- What you will do -
Scan the material for the word "music" and copy each line where it occurs.
-- Recorded data follows --
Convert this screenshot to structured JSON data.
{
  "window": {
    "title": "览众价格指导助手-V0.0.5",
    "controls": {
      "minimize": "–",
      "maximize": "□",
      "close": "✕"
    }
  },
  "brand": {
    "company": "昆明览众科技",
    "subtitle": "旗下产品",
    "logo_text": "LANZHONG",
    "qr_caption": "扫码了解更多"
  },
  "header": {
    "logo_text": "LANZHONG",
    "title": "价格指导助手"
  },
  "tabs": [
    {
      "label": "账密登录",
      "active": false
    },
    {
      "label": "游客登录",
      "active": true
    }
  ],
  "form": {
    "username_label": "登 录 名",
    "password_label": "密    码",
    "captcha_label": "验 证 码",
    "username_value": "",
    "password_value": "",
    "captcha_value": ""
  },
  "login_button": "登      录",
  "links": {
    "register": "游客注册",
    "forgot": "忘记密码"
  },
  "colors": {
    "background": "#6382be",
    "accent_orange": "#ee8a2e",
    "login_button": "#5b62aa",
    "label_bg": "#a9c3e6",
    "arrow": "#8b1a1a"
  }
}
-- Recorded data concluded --
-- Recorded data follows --
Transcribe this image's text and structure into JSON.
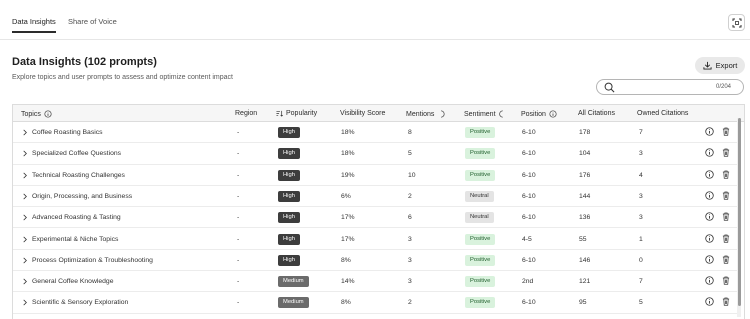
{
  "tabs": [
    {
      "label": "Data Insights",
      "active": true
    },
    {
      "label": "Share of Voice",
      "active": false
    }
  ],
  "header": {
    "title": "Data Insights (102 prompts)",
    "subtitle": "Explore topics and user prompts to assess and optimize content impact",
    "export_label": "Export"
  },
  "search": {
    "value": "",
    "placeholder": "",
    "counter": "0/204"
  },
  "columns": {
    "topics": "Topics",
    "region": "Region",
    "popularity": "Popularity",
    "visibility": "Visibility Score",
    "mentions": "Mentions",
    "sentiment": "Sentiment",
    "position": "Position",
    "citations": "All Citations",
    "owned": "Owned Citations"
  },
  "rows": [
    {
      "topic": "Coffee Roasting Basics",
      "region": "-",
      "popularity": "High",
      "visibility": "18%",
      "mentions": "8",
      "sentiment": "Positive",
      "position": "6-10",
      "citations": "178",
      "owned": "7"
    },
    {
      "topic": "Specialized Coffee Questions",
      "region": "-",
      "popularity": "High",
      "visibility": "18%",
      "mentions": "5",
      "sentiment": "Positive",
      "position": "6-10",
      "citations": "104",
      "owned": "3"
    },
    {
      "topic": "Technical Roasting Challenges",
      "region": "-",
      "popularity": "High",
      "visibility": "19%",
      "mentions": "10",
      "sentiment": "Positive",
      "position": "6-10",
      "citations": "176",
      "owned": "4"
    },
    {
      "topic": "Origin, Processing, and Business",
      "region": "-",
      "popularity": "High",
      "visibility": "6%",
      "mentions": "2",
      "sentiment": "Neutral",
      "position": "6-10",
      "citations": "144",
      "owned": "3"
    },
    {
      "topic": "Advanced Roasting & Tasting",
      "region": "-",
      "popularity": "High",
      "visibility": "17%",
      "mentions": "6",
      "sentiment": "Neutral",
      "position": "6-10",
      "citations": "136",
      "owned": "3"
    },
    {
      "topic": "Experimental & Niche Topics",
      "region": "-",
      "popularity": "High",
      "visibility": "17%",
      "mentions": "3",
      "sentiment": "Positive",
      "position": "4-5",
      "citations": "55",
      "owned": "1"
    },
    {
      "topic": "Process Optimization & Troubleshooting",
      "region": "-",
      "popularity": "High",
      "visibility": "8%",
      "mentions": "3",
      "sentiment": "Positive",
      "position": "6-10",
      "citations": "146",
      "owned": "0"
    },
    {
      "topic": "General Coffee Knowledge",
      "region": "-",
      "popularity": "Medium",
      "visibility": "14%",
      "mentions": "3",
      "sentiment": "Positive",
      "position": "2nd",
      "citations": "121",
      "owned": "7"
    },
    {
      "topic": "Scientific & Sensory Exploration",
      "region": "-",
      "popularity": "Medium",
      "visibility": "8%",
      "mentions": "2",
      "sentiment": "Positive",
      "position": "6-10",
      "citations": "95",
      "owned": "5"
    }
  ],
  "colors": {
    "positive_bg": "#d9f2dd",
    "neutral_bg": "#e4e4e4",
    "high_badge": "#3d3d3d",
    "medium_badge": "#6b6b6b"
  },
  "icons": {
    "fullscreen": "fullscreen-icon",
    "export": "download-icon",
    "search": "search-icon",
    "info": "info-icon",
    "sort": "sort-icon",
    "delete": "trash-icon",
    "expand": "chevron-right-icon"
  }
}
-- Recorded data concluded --
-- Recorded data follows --
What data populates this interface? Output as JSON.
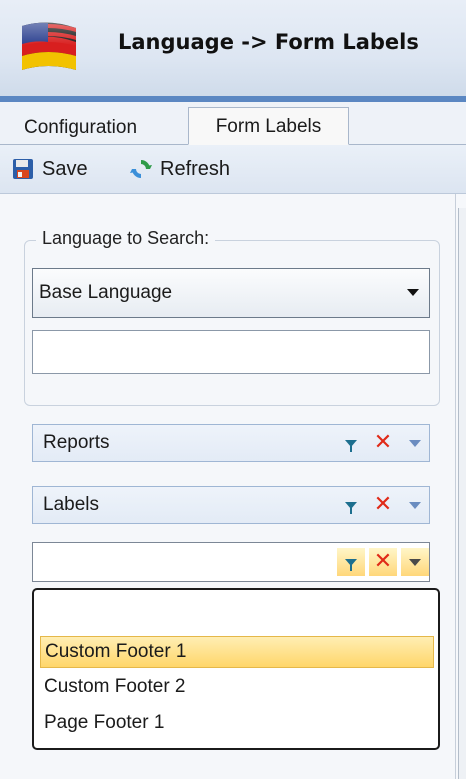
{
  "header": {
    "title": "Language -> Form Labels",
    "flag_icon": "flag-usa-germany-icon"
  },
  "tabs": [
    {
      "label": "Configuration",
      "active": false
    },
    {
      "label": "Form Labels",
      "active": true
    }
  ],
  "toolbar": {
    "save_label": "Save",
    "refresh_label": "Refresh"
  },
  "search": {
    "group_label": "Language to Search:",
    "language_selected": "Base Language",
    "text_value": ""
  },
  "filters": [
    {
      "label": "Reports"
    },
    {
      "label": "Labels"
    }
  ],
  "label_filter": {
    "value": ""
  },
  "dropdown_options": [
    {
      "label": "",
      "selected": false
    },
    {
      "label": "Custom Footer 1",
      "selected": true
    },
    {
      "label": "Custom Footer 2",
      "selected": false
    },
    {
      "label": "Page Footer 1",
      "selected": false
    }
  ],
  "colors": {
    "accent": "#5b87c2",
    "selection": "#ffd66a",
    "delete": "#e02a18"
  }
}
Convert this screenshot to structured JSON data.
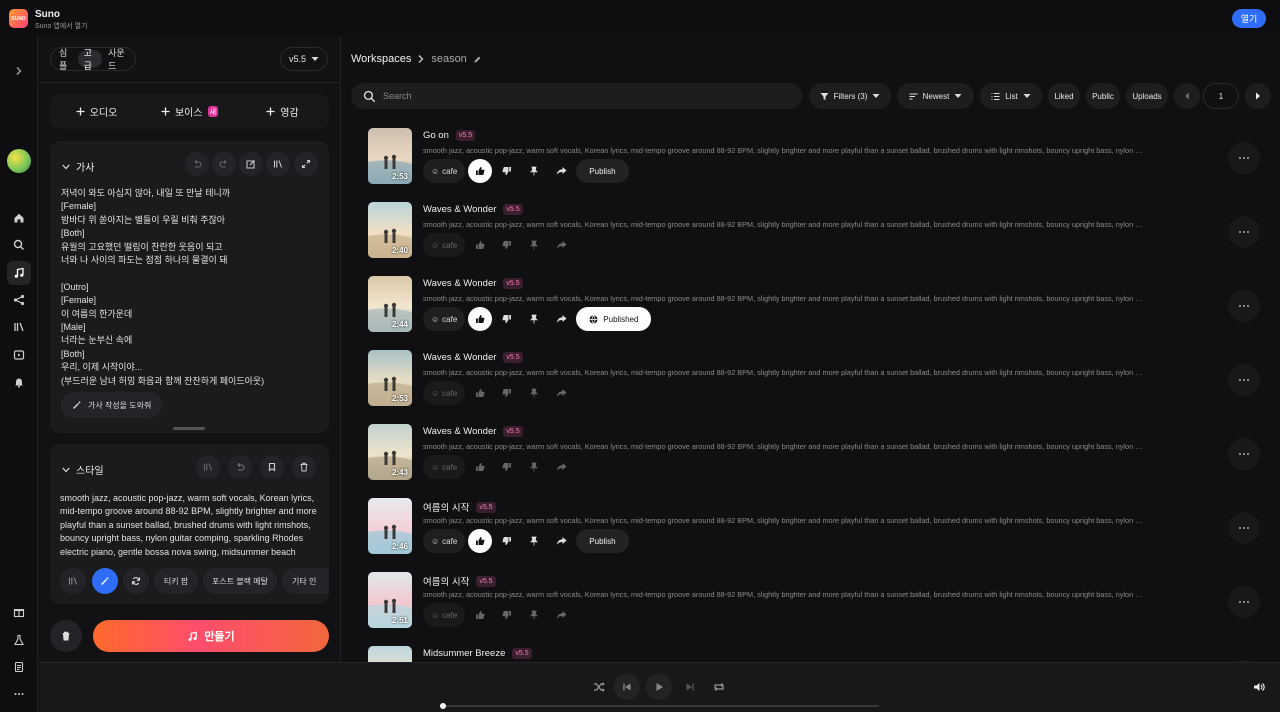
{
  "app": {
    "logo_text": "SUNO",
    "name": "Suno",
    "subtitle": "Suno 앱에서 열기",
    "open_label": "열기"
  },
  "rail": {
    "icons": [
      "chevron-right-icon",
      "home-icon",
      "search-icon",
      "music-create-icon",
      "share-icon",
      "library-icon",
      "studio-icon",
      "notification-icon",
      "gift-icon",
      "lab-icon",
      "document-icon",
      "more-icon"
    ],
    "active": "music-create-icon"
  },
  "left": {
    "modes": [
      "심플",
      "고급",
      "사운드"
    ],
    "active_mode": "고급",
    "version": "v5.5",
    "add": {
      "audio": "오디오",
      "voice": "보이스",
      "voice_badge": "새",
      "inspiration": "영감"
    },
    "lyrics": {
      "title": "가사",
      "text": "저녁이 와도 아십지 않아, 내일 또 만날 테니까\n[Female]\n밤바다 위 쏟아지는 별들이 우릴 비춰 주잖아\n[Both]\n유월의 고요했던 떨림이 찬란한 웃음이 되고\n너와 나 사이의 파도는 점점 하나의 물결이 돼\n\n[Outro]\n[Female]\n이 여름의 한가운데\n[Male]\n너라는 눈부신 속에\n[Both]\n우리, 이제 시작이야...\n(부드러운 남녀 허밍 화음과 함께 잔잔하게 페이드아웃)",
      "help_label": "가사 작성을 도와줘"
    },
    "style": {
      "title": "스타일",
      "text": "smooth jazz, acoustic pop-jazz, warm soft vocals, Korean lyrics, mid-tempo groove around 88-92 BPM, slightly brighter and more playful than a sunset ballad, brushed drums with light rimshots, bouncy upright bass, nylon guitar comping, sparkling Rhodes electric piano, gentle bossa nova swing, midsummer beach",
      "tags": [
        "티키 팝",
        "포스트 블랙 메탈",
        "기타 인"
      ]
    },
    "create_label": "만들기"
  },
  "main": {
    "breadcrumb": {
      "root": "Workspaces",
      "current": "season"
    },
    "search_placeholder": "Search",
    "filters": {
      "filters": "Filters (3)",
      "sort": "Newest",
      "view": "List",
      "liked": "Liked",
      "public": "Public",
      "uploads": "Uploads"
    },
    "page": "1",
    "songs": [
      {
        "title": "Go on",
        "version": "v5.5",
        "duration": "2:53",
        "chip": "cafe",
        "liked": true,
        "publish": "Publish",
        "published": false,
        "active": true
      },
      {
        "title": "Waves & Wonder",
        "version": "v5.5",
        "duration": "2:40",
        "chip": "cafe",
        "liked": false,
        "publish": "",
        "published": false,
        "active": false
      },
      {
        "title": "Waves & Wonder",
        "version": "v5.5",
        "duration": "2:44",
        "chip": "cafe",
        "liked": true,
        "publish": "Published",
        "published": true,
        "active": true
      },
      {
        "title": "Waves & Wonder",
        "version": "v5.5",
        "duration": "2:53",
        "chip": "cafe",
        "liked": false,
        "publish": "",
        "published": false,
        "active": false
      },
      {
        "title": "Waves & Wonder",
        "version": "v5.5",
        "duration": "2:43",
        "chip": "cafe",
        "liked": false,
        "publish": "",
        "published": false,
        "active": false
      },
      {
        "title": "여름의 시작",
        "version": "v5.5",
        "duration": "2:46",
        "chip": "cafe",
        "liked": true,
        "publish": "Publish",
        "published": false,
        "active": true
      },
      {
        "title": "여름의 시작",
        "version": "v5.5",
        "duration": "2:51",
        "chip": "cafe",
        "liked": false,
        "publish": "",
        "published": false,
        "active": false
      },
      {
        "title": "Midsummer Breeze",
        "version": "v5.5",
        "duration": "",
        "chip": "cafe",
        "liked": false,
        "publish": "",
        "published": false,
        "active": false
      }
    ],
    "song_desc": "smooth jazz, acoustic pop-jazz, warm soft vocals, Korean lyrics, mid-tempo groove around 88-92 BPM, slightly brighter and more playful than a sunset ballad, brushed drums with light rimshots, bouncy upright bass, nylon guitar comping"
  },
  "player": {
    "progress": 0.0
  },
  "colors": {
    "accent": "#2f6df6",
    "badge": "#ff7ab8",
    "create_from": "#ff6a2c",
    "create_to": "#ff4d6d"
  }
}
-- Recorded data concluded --
- Task answer -
      "music-create-icon",
    "active": "music-create-icon"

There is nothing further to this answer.